REQUIRED ACTION:
Search the data for "content". Return each matching line.

SUPPLIED INFORMATION:
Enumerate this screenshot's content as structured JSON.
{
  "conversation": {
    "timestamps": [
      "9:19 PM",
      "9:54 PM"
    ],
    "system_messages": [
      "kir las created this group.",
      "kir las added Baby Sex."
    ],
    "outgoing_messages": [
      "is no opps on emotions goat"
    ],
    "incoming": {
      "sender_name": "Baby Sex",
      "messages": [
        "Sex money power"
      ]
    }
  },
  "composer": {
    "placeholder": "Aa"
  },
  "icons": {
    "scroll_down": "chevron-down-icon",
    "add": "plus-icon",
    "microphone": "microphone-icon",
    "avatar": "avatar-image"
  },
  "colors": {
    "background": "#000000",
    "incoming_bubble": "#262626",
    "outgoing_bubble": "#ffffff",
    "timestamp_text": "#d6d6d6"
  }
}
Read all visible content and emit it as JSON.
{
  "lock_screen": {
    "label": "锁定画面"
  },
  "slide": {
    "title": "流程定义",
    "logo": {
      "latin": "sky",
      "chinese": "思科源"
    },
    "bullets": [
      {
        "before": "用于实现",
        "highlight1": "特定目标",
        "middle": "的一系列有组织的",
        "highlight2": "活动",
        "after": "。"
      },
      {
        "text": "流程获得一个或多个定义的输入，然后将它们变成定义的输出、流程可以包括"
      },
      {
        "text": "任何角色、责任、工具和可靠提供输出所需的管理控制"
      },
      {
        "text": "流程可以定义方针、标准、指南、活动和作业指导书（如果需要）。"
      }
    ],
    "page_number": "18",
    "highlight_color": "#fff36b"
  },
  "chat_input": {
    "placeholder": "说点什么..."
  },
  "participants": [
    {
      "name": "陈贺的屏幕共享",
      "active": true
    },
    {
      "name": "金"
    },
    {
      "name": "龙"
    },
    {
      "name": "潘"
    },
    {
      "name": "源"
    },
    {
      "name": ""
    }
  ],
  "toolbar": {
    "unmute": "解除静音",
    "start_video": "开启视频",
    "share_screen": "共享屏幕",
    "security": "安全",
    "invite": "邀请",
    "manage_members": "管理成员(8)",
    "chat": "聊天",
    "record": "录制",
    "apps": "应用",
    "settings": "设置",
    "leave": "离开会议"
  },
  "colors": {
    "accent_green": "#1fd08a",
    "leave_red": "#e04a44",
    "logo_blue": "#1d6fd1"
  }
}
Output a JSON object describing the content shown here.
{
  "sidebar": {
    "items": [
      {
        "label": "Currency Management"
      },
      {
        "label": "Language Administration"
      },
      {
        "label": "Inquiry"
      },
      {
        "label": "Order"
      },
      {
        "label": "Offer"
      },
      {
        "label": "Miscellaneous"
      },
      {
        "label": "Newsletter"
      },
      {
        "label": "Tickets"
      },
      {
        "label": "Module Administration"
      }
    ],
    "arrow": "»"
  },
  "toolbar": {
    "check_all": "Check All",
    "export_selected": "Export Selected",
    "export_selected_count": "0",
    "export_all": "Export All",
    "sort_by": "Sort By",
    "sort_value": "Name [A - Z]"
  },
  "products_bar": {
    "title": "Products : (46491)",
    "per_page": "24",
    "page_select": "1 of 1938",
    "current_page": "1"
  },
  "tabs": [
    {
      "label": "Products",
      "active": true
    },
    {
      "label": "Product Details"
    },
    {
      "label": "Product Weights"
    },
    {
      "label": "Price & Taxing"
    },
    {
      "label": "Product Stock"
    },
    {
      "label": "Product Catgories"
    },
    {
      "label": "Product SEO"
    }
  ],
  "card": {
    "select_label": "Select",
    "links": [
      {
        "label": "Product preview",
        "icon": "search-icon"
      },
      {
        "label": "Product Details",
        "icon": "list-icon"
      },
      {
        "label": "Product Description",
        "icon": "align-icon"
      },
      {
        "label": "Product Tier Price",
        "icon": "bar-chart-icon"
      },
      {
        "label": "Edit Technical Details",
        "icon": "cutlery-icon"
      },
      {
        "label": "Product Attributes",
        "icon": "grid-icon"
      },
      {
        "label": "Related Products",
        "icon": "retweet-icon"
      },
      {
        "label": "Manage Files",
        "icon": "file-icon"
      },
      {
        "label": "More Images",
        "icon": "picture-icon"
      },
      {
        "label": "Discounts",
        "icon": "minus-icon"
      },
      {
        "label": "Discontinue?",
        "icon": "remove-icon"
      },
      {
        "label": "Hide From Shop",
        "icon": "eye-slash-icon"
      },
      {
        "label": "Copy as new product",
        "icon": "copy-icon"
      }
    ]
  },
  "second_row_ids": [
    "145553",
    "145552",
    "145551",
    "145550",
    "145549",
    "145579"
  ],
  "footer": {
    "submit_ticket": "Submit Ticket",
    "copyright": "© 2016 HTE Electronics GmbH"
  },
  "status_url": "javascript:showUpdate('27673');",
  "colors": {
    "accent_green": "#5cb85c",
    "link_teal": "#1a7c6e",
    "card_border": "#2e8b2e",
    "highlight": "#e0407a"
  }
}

SOLUTION TO THIS PROBLEM:
Enumerate this screenshot's content as structured JSON.
Read all visible content and emit it as JSON.
Output a JSON object describing the content shown here.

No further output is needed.